Look below and pull out each line with the word "title".
*** Given data Section Begins ***
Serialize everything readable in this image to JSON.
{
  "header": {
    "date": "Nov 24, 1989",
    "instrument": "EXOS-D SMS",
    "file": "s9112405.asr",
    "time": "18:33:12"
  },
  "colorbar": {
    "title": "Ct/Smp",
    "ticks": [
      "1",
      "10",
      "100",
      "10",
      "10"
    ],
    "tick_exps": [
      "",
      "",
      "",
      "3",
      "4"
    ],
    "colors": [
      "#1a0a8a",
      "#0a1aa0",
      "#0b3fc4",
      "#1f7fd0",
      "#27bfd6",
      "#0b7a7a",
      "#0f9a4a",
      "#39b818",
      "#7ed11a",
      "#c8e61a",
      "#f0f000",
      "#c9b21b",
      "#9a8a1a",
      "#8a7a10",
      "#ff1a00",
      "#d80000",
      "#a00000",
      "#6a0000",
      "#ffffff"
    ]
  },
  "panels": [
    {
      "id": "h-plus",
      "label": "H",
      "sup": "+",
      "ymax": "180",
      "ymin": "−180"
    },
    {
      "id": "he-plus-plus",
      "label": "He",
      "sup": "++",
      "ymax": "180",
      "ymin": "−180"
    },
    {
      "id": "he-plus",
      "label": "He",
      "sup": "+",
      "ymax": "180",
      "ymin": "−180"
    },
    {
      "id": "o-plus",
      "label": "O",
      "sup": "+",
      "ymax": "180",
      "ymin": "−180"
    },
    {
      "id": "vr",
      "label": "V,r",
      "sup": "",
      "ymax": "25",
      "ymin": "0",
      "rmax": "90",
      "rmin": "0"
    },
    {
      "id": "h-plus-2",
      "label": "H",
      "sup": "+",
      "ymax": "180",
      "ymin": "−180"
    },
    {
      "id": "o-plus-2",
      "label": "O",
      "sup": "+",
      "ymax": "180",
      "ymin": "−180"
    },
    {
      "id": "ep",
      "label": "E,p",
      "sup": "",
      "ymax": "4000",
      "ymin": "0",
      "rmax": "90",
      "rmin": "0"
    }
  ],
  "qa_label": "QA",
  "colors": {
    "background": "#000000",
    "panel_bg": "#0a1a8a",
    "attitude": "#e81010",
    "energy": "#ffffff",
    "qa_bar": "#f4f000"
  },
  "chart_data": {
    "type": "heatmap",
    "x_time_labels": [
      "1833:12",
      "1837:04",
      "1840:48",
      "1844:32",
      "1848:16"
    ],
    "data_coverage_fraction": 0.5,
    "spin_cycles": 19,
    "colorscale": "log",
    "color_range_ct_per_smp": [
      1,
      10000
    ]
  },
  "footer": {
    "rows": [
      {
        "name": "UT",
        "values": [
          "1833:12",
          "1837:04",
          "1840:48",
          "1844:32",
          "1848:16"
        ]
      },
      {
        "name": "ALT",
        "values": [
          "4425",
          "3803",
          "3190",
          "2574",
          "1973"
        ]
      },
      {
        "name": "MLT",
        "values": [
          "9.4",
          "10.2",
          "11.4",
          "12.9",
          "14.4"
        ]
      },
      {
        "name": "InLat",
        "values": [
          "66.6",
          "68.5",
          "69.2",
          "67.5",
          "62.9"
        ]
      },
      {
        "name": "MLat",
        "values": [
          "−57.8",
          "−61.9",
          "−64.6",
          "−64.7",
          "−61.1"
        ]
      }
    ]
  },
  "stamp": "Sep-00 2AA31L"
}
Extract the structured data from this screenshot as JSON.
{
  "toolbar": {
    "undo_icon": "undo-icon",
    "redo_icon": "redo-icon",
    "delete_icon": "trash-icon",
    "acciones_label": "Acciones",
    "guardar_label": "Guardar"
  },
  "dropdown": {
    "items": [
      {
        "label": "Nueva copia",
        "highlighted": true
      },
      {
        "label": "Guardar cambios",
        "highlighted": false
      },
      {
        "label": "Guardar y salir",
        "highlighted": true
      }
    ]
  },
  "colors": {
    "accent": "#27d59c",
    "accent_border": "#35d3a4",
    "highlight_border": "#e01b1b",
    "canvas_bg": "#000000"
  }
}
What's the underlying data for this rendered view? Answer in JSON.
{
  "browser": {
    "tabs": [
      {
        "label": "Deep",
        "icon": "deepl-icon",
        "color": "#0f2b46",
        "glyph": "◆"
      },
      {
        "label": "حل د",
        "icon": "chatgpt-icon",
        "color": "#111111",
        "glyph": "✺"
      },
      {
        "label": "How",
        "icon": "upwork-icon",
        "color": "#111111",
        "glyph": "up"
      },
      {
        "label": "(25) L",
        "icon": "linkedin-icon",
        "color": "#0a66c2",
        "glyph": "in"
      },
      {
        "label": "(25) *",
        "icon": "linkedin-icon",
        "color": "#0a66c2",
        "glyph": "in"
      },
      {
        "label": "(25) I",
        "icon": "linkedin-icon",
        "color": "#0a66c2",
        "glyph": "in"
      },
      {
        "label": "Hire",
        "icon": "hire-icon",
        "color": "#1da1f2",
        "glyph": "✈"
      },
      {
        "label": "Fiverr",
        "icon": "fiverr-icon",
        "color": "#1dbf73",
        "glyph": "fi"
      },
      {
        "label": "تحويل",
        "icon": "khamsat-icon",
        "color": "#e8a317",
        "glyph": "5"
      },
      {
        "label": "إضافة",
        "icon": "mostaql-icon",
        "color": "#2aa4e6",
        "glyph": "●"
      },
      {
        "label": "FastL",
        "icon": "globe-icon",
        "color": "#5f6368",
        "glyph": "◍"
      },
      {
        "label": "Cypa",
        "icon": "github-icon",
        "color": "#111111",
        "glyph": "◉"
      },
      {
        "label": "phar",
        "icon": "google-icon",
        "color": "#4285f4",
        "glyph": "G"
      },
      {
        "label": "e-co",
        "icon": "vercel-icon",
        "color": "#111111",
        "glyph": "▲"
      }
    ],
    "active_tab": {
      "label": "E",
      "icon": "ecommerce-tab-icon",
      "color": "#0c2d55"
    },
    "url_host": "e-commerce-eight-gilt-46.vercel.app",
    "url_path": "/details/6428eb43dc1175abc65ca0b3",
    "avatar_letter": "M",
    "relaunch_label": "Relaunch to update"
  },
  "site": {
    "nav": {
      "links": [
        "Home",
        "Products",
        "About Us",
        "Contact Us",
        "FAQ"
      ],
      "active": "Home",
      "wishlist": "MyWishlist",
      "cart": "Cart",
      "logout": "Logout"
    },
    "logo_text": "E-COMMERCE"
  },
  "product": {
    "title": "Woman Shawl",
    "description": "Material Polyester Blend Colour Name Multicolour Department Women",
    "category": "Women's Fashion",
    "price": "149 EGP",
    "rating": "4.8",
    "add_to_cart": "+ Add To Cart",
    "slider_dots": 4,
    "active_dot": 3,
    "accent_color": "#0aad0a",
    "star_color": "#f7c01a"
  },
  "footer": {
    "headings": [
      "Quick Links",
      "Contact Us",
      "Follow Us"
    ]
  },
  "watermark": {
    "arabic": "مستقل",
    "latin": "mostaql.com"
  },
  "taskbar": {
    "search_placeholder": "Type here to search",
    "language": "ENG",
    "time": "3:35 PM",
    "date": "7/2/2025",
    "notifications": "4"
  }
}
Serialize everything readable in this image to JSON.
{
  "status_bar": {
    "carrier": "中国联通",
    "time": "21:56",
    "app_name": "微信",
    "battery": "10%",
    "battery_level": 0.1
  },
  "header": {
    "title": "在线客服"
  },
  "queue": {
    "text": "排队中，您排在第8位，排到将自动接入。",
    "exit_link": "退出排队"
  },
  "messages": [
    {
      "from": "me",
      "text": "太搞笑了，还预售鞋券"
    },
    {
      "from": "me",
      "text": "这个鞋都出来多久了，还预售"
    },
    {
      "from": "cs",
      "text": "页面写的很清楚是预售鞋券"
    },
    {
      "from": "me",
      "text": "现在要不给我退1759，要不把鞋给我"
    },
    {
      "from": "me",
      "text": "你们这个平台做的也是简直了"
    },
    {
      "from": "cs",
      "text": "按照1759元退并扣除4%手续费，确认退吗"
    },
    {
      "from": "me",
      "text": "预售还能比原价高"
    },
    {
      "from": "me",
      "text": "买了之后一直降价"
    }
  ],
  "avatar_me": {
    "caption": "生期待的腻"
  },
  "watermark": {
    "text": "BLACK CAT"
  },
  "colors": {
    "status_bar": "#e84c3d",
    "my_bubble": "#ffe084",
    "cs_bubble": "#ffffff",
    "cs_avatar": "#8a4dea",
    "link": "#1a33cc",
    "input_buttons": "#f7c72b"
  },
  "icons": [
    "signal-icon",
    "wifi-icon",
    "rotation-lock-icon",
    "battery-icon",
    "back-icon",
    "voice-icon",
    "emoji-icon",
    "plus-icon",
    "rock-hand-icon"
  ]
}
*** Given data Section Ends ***
**Task response**.
    "title": "Ct/Smp",
    "title": "Woman Shawl",
    "title": "在线客服"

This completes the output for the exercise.